The deadly GRU team travels with fake passports listing their alternate identities, given to them following the completion of a training process, Bellingcat’s investigation ascertained.
“Our analysis shows that the group was set up in 2009. Until 2011 it was travelling primarily in former USSR republics – obviously they trained in those places. In 2011 they started travelling to eastern Europe. It was not until 2014 that they dared to go to western Europe,” Grozev explained. According to him, the investigative journalists are aware of the group’s botched operations, not its successful ones. Its structure is very tight, at the top of it standing Gen. Andrey Averyanov, who communicated directly with the Kremlin, Grozev revealed, noting that Averyanov was not that low on the chain of command and had ties to high-ranking people in office in Russia. The journalist added that GRU had a laboratory for poisons in Saint Petersburg.
New York Times: Oligarch Malofeev wanted to acquire plant

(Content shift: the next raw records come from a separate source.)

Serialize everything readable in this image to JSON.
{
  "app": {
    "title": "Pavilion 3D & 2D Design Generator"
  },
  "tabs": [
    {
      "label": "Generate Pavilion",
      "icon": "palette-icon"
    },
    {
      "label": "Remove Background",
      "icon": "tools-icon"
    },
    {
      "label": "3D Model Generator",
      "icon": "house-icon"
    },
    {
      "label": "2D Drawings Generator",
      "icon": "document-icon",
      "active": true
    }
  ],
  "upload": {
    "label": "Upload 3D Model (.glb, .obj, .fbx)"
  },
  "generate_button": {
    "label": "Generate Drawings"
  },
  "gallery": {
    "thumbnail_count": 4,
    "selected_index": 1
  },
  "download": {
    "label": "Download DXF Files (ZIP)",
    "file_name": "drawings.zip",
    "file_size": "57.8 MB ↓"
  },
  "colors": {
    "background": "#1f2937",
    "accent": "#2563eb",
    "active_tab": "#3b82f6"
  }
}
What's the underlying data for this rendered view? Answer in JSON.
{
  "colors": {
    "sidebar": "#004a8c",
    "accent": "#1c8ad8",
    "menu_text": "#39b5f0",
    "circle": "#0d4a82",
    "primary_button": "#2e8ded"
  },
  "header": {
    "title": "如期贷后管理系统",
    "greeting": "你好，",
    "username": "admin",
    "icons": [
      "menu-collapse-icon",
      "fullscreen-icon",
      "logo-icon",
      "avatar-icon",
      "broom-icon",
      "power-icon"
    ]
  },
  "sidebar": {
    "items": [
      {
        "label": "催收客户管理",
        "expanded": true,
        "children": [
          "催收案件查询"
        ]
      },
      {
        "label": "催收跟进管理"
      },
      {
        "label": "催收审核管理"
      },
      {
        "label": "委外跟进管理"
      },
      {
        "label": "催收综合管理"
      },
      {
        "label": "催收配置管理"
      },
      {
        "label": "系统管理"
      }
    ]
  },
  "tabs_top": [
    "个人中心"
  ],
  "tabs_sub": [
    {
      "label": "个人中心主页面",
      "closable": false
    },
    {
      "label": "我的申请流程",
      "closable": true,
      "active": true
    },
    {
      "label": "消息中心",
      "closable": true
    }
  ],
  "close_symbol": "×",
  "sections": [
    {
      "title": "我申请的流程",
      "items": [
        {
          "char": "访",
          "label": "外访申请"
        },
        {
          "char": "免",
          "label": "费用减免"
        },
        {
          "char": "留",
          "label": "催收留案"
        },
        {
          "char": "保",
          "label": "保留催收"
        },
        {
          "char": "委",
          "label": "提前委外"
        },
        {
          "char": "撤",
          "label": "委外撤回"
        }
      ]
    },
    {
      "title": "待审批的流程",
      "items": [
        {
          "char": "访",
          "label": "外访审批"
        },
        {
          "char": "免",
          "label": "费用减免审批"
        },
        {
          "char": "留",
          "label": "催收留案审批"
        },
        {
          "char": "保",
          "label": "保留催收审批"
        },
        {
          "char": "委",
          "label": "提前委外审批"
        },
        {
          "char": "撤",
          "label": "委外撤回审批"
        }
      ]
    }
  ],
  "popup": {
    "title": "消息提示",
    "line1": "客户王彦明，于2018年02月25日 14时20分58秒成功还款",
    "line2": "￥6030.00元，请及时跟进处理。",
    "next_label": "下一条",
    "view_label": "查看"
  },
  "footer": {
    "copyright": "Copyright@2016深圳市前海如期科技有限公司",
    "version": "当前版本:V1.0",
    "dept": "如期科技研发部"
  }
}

“For years, members of a secret team (of the Russian military intelligence), Unit 29155, operated without Western security officials having any idea about their activities. But an attack on an arms dealer in Sofia helped blow their cover,” writes The New York Times in a lengthy article on the topic entitled “How a Poisoning in Bulgaria Exposed Russian Assassins in Europe”, published 22 December 2019. According to security officials cited by The New York Times, Gebrev was likely targeted because of the ways in which his business angered the Kremlin: his arms exports for Ukraine, his company establishing its presence in markets long dominated by Russia, and his efforts to buy an arms production plant that Russian oligarch Konstantin Malofeev wanted for himself.
At first, the Bulgarian authorities could not solve the mystery of who tried to poison the arms dealer. Obviously, they did not even know about the existence of Unit 29155. The same applied to the intelligence and security agencies in the rest of Europe, The New York Times continues. It reveals that Russia’s so-called Orthodox oligarch Konstantin Malofeev, a friend of fugitive banker Tsvetan Vassilev, wanted to acquire Dunarit. A secret memo written around the same time that Gebrev tried to buy Dunarit (and since made public by Bulgarian prosecutors – editor’s note) detailed a Russian plan to transfer Dunarit to the oligarch, Konstantin Malofeev. The US and the European Union have imposed sanctions on Malofeev for funding Russian-backed separatists in eastern Ukraine, as the influential newspaper notes. Malofeev and former GRU general Leonid Reshetnikov have been banned from entering Bulgaria for a period of 10 years, a measure imposed in September 2019. The Bulgarian prosecutors officially stated that as of April 2015 “Emiliyan Gebrev (had not taken) steps towards acquiring Dunarit, which makes any assertions to the contrary and citing such steps as reason for the attempted assassination groundless”. The Prosecutor’s Office also announced that weapons exports to Ukraine may be the reason for the arms dealer’s poisoning.